You are also allowed a ‘personal item’ like a large purse or backpack that will easily fit under your seat.
1.) Socks: 1-2 pairs
Despite the fact that it feels nice and is a natural fibre, cotton is just about the worst sock fabric imaginable. Walking experts overwhelmingly recommend socks made of synthetic yarns (CoolMax, Capilene, PolarTec, and other polyesters are but a few) to keep your feet comfortable and dry. Blends that add wool or alpaca are also acceptable, especially in cooler weather; they don’t wear as well, though. The main function of socks is to “wick” (draw) moisture away from the skin.
2.) Trench coat: Looks fashionable, warm enough, rain repellent. Can wear on the plane so it doesn’t bulk up your suitcase.
3.) Scarf: necktie, scarf, hairband, bandanna
Accessorizing is a good way to stretch a wardrobe; for women in particular, a well-chosen scarf can dramatically alter the appearance — and thus multiply the utility — of an outfit. Costume jewellery also works well in this manner. In colder weather, a long woolen scarf can add a surprisingly effective layer, as can a warm shawl.
4.) Shoes: Don’t break in a new pair of shoes on your trip. For many women, myself included, shoes are a big weight challenge.
Try to find a pair that works with everything you’re taking. Thin heels are problematic on cobblestones and when trekking uphill (despite the observation that plenty of Italian women traipse all over in their high heels. Modest wedges and chunky heels are more practical. If you do take a second pair of shoes, be sure to utilize their interior spaces for packing purposes.
The Italy Retreat I’ll be teaching in Cinque Terre will involve a lot of walking uphill with some hiking on the trails connecting the 5 Cinque Terre villages. Then I’m staying in Italy for 3 more weeks, so packing lightly is even more of a challenge, as I’ll be tired of wearing the same things for 30 days.
TRAVEL CHECK LIST: Carrying your checklist with you during your travels can also be useful when repacking, by helping to ensure that you have not forgotten anything.
The consistent use of such a checklist (keep one in your bag, or the room where you regularly pack) is the single most important step you can take to lighten your packing load.
• Address list. Taking a whole address book is not packing light—bring a list of email and snail mail addresses. Consider typing a sheet of gummed address labels.
• Postcards or small picture book of your hometown and pictures of your family to share with people you meet as a conversational ice breaker.
• Small notepad and pen. A tiny notepad in your back pocket is a great organizer, reminder, and communication aid (for sale in European stationery stores).
• Journal. This will be your most treasured souvenir. Use a hardbound type designed to last a lifetime. Attach a copy of your itinerary.
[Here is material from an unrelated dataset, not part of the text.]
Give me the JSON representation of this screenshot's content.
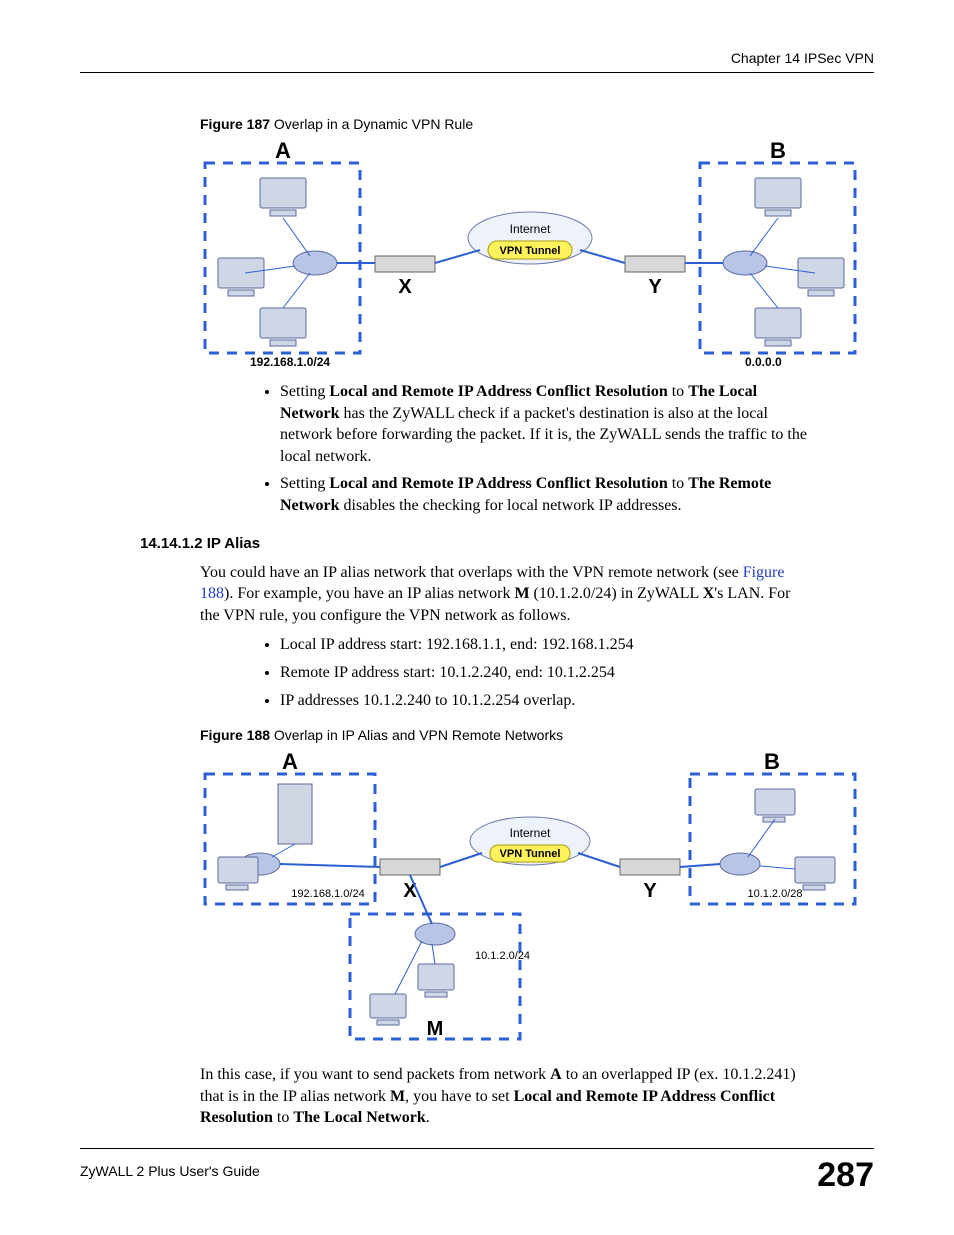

•A good paperback. There’s plenty of empty time on a trip to either be bored or enjoy some good reading.
• Radio, Walkman, MP3 player, or recorder. Partners can bring a Y-jack for two sets of earphones.
• Collapsible umbrella.
• Tiny lock. Use it to lock your backpack zippers shut. There are pickpockets. Some of them are children.
• Spot remover. Bring Shout wipes or a dab of Goop (grease cleaner) or Tide to Go pen for food and drink stains.
• Bug repellant. Especially for France and Italy.
• Gifts. Local kids love T-shirts and hologram cards, and gardeners appreciate flower seeds.
Do you have any tips to help us travel lightly and happily in Italy?
PHOTO: My husband and 2 kids, Grace and David traveling lightly at the Roma airport,